If you have any other questions about these, contact the Guidance Officer


What is the Queensland Certificate of Education (QCE)?
The Queensland Certificate of Education (QCE) is Queensland’s senior schooling qualification.  It is based on post-Year 10 study and shows that an individual has achieved a specific standard of education at senior level.  It is awarded to eligible students, usually at the end of Year 12.
The QCE should not be confused with the OP.  It is not used for entry to tertiary studies.
The QCE is assumed to be for consideration of the general community, particularly employers.
The QCE has no different levels or grades.  You either meet the requirements to receive a QCE or you do not.
How do I get a QCE?
To be eligible to receive a QCE, an individual must:
  - have completed a set amount of study,
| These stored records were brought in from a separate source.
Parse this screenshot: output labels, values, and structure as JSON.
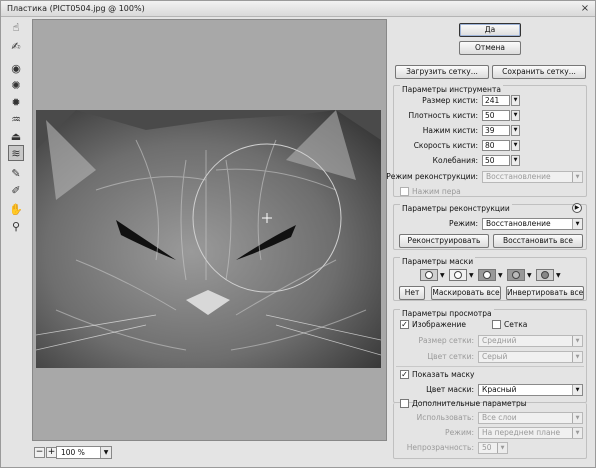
{
  "window": {
    "title": "Пластика (PICT0504.jpg @ 100%)",
    "close_glyph": "×"
  },
  "tools": [
    {
      "name": "forward-warp-tool",
      "glyph": "☝"
    },
    {
      "name": "reconstruct-tool",
      "glyph": "✍"
    },
    {
      "name": "twirl-clockwise-tool",
      "glyph": "◉"
    },
    {
      "name": "pucker-tool",
      "glyph": "✺"
    },
    {
      "name": "bloat-tool",
      "glyph": "✹"
    },
    {
      "name": "push-left-tool",
      "glyph": "♒"
    },
    {
      "name": "mirror-tool",
      "glyph": "⏏"
    },
    {
      "name": "turbulence-tool",
      "glyph": "≋"
    },
    {
      "name": "freeze-mask-tool",
      "glyph": "✎"
    },
    {
      "name": "thaw-mask-tool",
      "glyph": "✐"
    },
    {
      "name": "hand-tool",
      "glyph": "✋"
    },
    {
      "name": "zoom-tool",
      "glyph": "⚲"
    }
  ],
  "status": {
    "zoom_out": "−",
    "zoom_in": "+",
    "zoom_value": "100 %"
  },
  "buttons": {
    "ok": "Да",
    "cancel": "Отмена",
    "load_mesh": "Загрузить сетку...",
    "save_mesh": "Сохранить сетку..."
  },
  "tool_options": {
    "title": "Параметры инструмента",
    "brush_size_label": "Размер кисти:",
    "brush_size": "241",
    "brush_density_label": "Плотность кисти:",
    "brush_density": "50",
    "brush_pressure_label": "Нажим кисти:",
    "brush_pressure": "39",
    "brush_rate_label": "Скорость кисти:",
    "brush_rate": "80",
    "turbulent_jitter_label": "Колебания:",
    "turbulent_jitter": "50",
    "reconstruct_mode_label": "Режим реконструкции:",
    "reconstruct_mode": "Восстановление",
    "stylus_pressure_label": "Нажим пера"
  },
  "reconstruct_options": {
    "title": "Параметры реконструкции",
    "mode_label": "Режим:",
    "mode": "Восстановление",
    "reconstruct_button": "Реконструировать",
    "restore_all_button": "Восстановить все"
  },
  "mask_options": {
    "title": "Параметры маски",
    "none_button": "Нет",
    "mask_all_button": "Маскировать все",
    "invert_all_button": "Инвертировать все"
  },
  "view_options": {
    "title": "Параметры просмотра",
    "image_label": "Изображение",
    "mesh_label": "Сетка",
    "mesh_size_label": "Размер сетки:",
    "mesh_size": "Средний",
    "mesh_color_label": "Цвет сетки:",
    "mesh_color": "Серый",
    "show_mask_label": "Показать маску",
    "mask_color_label": "Цвет маски:",
    "mask_color": "Красный"
  },
  "backdrop": {
    "title": "Дополнительные параметры",
    "use_label": "Использовать:",
    "use": "Все слои",
    "mode_label": "Режим:",
    "mode": "На переднем плане",
    "opacity_label": "Непрозрачность:",
    "opacity": "50"
  }
}
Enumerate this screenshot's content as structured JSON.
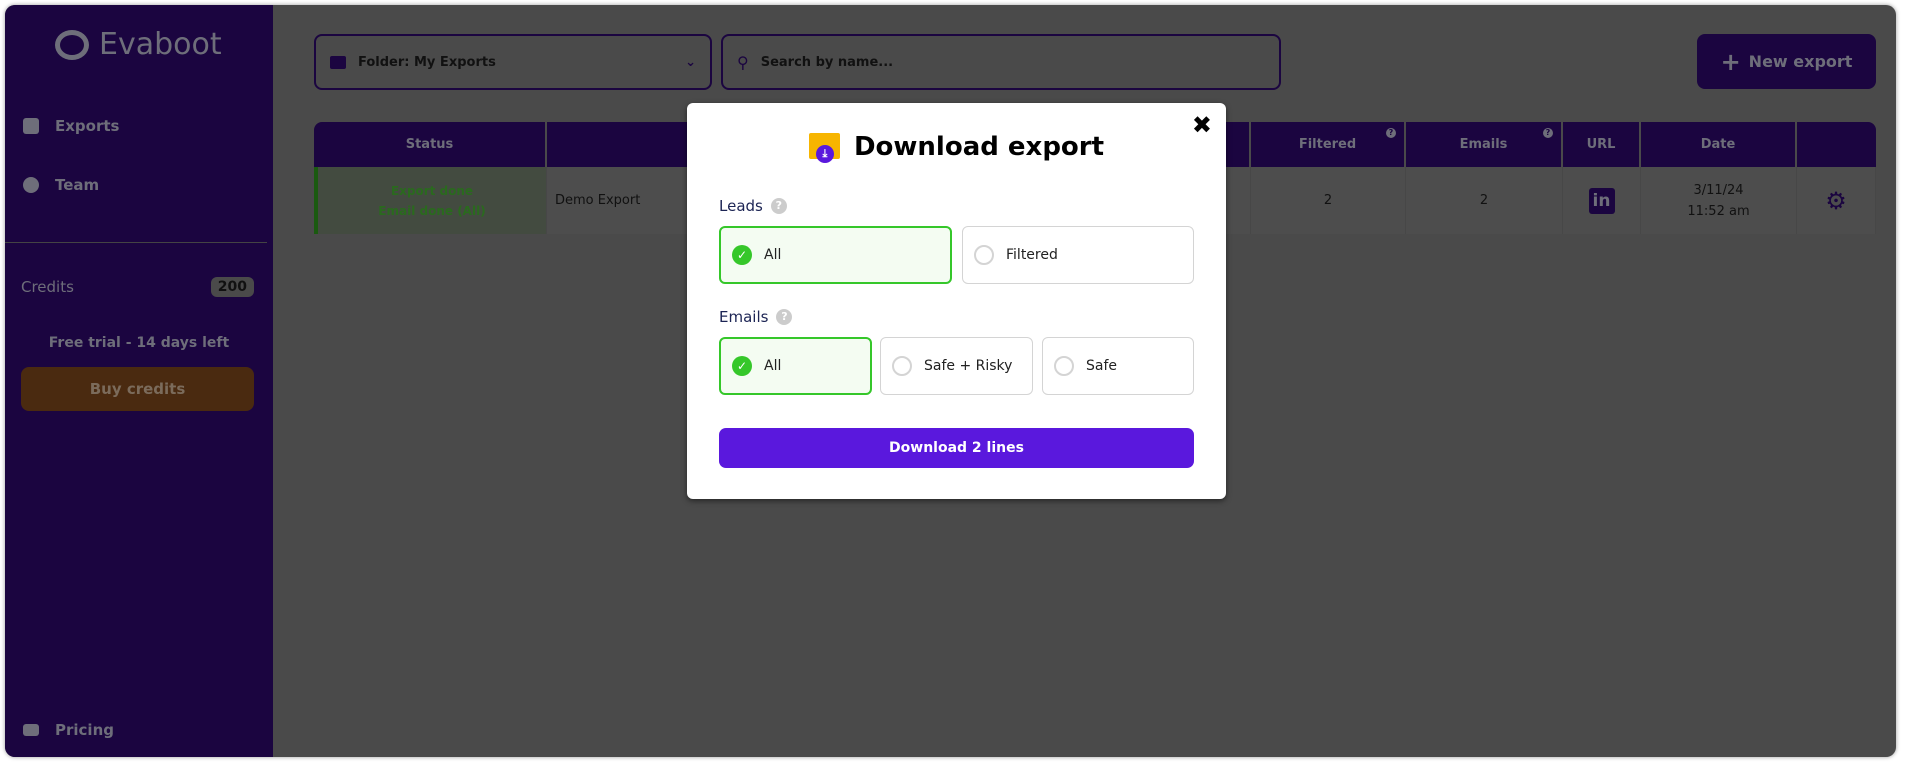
{
  "app": {
    "brand": "Evaboot"
  },
  "sidebar": {
    "items": [
      {
        "label": "Exports",
        "icon": "export-icon"
      },
      {
        "label": "Team",
        "icon": "team-icon"
      }
    ],
    "credits_label": "Credits",
    "credits_value": "200",
    "trial": "Free trial - 14 days left",
    "buy_label": "Buy credits",
    "pricing_label": "Pricing"
  },
  "toolbar": {
    "folder": "Folder: My Exports",
    "search_placeholder": "Search by name...",
    "new_export": "New export"
  },
  "table": {
    "headers": [
      "Status",
      "",
      "",
      "",
      "Filtered",
      "Emails",
      "URL",
      "Date",
      ""
    ],
    "rows": [
      {
        "status_1": "Export done",
        "status_2": "Email done (All)",
        "name": "Demo Export",
        "filtered": "2",
        "emails": "2",
        "url_icon": "linkedin-icon",
        "date": "3/11/24",
        "time": "11:52 am"
      }
    ]
  },
  "modal": {
    "title": "Download export",
    "leads_label": "Leads",
    "leads_options": [
      "All",
      "Filtered"
    ],
    "leads_selected": "All",
    "emails_label": "Emails",
    "emails_options": [
      "All",
      "Safe + Risky",
      "Safe"
    ],
    "emails_selected": "All",
    "download_label": "Download 2 lines"
  },
  "colors": {
    "sidebar": "#1b0540",
    "accent": "#5a18dd",
    "selected": "#35c72a",
    "folder": "#f7b500"
  }
}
  - at a set standard, and
  - have achieved set literacy and numeracy levels.
The ‘amount’ of learning required is 20 points.  More than 20 points does not give any advantage.  At least 12 points must come from what are called ‘core’ areas (at least 3 subjects must be completed for 4 consecutive semesters).  In the majority of instances, students will gain their points from Authority subjects, Authority registered subjects and, sometimes, VET certificates.
To satisfy the ‘standard’ of learning criterion, individuals must have achieved a minimum exit level of SA (sound achievement) for Authority and Authority registered subjects, and competency for VET certificates.
The literacy and numeracy requirement is most commonly met by achieving a minimum of an SA for at least one semester in an English subject and a minimum of an SA for at least one semester in a mathematics subject.  Achieving a C on the Queensland Core Skills (QCS) test also meets the literacy and numeracy requirement.
It is hoped that students will meet the requirements to receive a QCE by the time they leave school at the end of Year 12.  If individuals have not met these requirements when they leave school, they have a further 7 years after leaving Year 12 in which to do so.
Where can I find out more?
If you have questions about the QCE, it may be helpful to talk to your teachers, year level coordinator, head of senior schooling or guidance officer.
You could also visit the following websites:
-     Student Connect:  track your progress towards a QCE in your learning account
-     Queensland Studies Authority (QSA):  a link to the QCE pages is located on the QSA homepage
Career Info and Links
Students will be at different stages of career planning.   Some may know the exact career and even course that they are working towards.  Others may not even be sure what industry they would like to explore.  The following websites provide some information for students, no matter what stage of planning they are at.
Please note that the websites provided below are only a starting point, and as with any website the content should be cross referenced with other resources for accuracy.  If you would like to discuss career pathways please book an appointment with the Guidance Officer.
Career Planning
The State and Federal Governments have a range of useful websites that can assist students in their career planning.  These sites offer career quizzes, information on specific jobs (including how much you can expect to be paid), tips in preparing resumes and how to handle those tough job interviews. 
World of Work
Below are just some of the websites available to you to find out more about careers in specific industry areas:
Auto Careers
Aviation Industry
Construction Industry
Defence Jobs
Electrical & Electronics
Film & TV Industry
Federal:   Government Skills
Federal:   ASIC
Federal:  ABS
State:  Jobs
Local:  Jobs directory
Health & Community Services
Information Technology
Marine Science
Media & Journalism
Music Industry
Queensland Police
Real Estate
Recreation Industry
Teaching Careers
Transport & Logistics
Tourism & Hospitality
If you are thinking of undertaking an apprenticeship or traineeship after school, the following websites may be useful:
Some websites for understanding working conditions: